### TO DO
For each line below, print it again exactly as shown.

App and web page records
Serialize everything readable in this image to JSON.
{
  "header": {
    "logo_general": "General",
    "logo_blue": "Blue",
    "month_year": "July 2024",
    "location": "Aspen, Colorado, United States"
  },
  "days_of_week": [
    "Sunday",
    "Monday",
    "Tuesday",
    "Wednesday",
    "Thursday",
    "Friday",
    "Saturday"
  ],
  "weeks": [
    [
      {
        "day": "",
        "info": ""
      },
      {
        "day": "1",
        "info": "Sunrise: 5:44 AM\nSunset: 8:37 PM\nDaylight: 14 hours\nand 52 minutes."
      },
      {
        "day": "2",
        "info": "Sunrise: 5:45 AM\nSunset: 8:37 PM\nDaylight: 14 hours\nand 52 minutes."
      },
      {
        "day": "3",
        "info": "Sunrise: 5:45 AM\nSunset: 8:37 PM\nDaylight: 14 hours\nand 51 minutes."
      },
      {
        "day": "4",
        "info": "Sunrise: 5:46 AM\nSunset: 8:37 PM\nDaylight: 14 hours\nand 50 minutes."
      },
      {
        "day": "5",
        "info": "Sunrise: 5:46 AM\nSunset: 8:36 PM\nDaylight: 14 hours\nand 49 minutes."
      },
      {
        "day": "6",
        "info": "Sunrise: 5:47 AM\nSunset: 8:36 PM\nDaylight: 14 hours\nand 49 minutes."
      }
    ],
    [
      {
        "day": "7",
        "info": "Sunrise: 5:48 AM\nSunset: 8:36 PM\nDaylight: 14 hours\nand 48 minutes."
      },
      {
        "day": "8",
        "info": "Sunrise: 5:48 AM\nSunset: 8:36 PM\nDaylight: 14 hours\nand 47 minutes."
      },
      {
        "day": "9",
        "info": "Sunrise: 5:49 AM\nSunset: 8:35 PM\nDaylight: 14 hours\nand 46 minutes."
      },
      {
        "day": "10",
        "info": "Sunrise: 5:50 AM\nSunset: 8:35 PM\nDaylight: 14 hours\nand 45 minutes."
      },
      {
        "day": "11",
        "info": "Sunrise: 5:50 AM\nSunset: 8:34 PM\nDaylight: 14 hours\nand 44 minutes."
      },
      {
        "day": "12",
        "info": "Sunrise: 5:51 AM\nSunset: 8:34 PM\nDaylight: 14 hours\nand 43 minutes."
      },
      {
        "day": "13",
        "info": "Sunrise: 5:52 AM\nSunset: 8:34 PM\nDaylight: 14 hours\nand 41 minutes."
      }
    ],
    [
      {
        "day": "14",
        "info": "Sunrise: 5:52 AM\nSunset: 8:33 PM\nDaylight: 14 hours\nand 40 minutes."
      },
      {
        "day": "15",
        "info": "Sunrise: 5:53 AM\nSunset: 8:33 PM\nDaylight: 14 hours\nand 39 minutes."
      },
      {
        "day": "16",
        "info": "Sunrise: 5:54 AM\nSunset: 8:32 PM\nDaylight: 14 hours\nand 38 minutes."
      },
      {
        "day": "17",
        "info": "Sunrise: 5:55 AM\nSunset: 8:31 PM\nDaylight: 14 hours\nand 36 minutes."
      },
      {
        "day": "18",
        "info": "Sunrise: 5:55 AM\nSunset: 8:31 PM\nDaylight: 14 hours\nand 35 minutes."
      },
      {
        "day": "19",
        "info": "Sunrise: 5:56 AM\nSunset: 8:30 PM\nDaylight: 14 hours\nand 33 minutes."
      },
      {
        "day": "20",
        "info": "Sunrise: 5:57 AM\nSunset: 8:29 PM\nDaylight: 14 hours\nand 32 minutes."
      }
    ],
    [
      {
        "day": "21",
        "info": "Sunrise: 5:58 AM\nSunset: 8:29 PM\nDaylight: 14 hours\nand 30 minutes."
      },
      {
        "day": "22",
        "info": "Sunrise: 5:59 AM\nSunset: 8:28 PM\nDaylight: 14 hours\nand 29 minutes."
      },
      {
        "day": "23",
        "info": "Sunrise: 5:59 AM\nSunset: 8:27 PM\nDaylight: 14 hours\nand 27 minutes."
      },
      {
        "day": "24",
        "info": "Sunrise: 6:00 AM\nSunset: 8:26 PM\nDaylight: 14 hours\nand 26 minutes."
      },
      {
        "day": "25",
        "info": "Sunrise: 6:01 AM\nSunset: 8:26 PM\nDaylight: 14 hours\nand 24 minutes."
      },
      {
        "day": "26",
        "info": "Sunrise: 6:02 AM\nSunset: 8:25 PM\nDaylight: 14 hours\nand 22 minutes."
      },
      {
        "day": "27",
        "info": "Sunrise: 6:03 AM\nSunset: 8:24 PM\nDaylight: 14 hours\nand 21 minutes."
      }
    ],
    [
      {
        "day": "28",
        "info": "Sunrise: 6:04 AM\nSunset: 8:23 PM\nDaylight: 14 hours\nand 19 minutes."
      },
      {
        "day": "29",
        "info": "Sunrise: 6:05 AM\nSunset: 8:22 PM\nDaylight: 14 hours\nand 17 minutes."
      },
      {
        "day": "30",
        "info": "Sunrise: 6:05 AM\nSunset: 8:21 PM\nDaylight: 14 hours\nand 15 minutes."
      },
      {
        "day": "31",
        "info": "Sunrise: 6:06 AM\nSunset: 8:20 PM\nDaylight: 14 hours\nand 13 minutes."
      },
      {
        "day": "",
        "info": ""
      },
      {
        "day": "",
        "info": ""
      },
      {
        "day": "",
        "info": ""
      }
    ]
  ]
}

### WRITTEN RESPONSE
Serialize everything readable in this image to JSON.
{
  "header": {
    "logo_general": "General",
    "logo_blue": "Blue",
    "month_year": "July 2024",
    "location": "Aspen, Colorado, United States"
  },
  "days_of_week": [
    "Sunday",
    "Monday",
    "Tuesday",
    "Wednesday",
    "Thursday",
    "Friday",
    "Saturday"
  ],
  "weeks": [
    [
      {
        "day": "",
        "info": ""
      },
      {
        "day": "1",
        "info": "Sunrise: 5:44 AM\nSunset: 8:37 PM\nDaylight: 14 hours\nand 52 minutes."
      },
      {
        "day": "2",
        "info": "Sunrise: 5:45 AM\nSunset: 8:37 PM\nDaylight: 14 hours\nand 52 minutes."
      },
      {
        "day": "3",
        "info": "Sunrise: 5:45 AM\nSunset: 8:37 PM\nDaylight: 14 hours\nand 51 minutes."
      },
      {
        "day": "4",
        "info": "Sunrise: 5:46 AM\nSunset: 8:37 PM\nDaylight: 14 hours\nand 50 minutes."
      },
      {
        "day": "5",
        "info": "Sunrise: 5:46 AM\nSunset: 8:36 PM\nDaylight: 14 hours\nand 49 minutes."
      },
      {
        "day": "6",
        "info": "Sunrise: 5:47 AM\nSunset: 8:36 PM\nDaylight: 14 hours\nand 49 minutes."
      }
    ],
    [
      {
        "day": "7",
        "info": "Sunrise: 5:48 AM\nSunset: 8:36 PM\nDaylight: 14 hours\nand 48 minutes."
      },
      {
        "day": "8",
        "info": "Sunrise: 5:48 AM\nSunset: 8:36 PM\nDaylight: 14 hours\nand 47 minutes."
      },
      {
        "day": "9",
        "info": "Sunrise: 5:49 AM\nSunset: 8:35 PM\nDaylight: 14 hours\nand 46 minutes."
      },
      {
        "day": "10",
        "info": "Sunrise: 5:50 AM\nSunset: 8:35 PM\nDaylight: 14 hours\nand 45 minutes."
      },
      {
        "day": "11",
        "info": "Sunrise: 5:50 AM\nSunset: 8:34 PM\nDaylight: 14 hours\nand 44 minutes."
      },
      {
        "day": "12",
        "info": "Sunrise: 5:51 AM\nSunset: 8:34 PM\nDaylight: 14 hours\nand 43 minutes."
      },
      {
        "day": "13",
        "info": "Sunrise: 5:52 AM\nSunset: 8:34 PM\nDaylight: 14 hours\nand 41 minutes."
      }
    ],
    [
      {
        "day": "14",
        "info": "Sunrise: 5:52 AM\nSunset: 8:33 PM\nDaylight: 14 hours\nand 40 minutes."
      },
      {
        "day": "15",
        "info": "Sunrise: 5:53 AM\nSunset: 8:33 PM\nDaylight: 14 hours\nand 39 minutes."
      },
      {
        "day": "16",
        "info": "Sunrise: 5:54 AM\nSunset: 8:32 PM\nDaylight: 14 hours\nand 38 minutes."
      },
      {
        "day": "17",
        "info": "Sunrise: 5:55 AM\nSunset: 8:31 PM\nDaylight: 14 hours\nand 36 minutes."
      },
      {
        "day": "18",
        "info": "Sunrise: 5:55 AM\nSunset: 8:31 PM\nDaylight: 14 hours\nand 35 minutes."
      },
      {
        "day": "19",
        "info": "Sunrise: 5:56 AM\nSunset: 8:30 PM\nDaylight: 14 hours\nand 33 minutes."
      },
      {
        "day": "20",
        "info": "Sunrise: 5:57 AM\nSunset: 8:29 PM\nDaylight: 14 hours\nand 32 minutes."
      }
    ],
    [
      {
        "day": "21",
        "info": "Sunrise: 5:58 AM\nSunset: 8:29 PM\nDaylight: 14 hours\nand 30 minutes."
      },
      {
        "day": "22",
        "info": "Sunrise: 5:59 AM\nSunset: 8:28 PM\nDaylight: 14 hours\nand 29 minutes."
      },
      {
        "day": "23",
        "info": "Sunrise: 5:59 AM\nSunset: 8:27 PM\nDaylight: 14 hours\nand 27 minutes."
      },
      {
        "day": "24",
        "info": "Sunrise: 6:00 AM\nSunset: 8:26 PM\nDaylight: 14 hours\nand 26 minutes."
      },
      {
        "day": "25",
        "info": "Sunrise: 6:01 AM\nSunset: 8:26 PM\nDaylight: 14 hours\nand 24 minutes."
      },
      {
        "day": "26",
        "info": "Sunrise: 6:02 AM\nSunset: 8:25 PM\nDaylight: 14 hours\nand 22 minutes."
      },
      {
        "day": "27",
        "info": "Sunrise: 6:03 AM\nSunset: 8:24 PM\nDaylight: 14 hours\nand 21 minutes."
      }
    ],
    [
      {
        "day": "28",
        "info": "Sunrise: 6:04 AM\nSunset: 8:23 PM\nDaylight: 14 hours\nand 19 minutes."
      },
      {
        "day": "29",
        "info": "Sunrise: 6:05 AM\nSunset: 8:22 PM\nDaylight: 14 hours\nand 17 minutes."
      },
      {
        "day": "30",
        "info": "Sunrise: 6:05 AM\nSunset: 8:21 PM\nDaylight: 14 hours\nand 15 minutes."
      },
      {
        "day": "31",
        "info": "Sunrise: 6:06 AM\nSunset: 8:20 PM\nDaylight: 14 hours\nand 13 minutes."
      },
      {
        "day": "",
        "info": ""
      },
      {
        "day": "",
        "info": ""
      },
      {
        "day": "",
        "info": ""
      }
    ]
  ]
}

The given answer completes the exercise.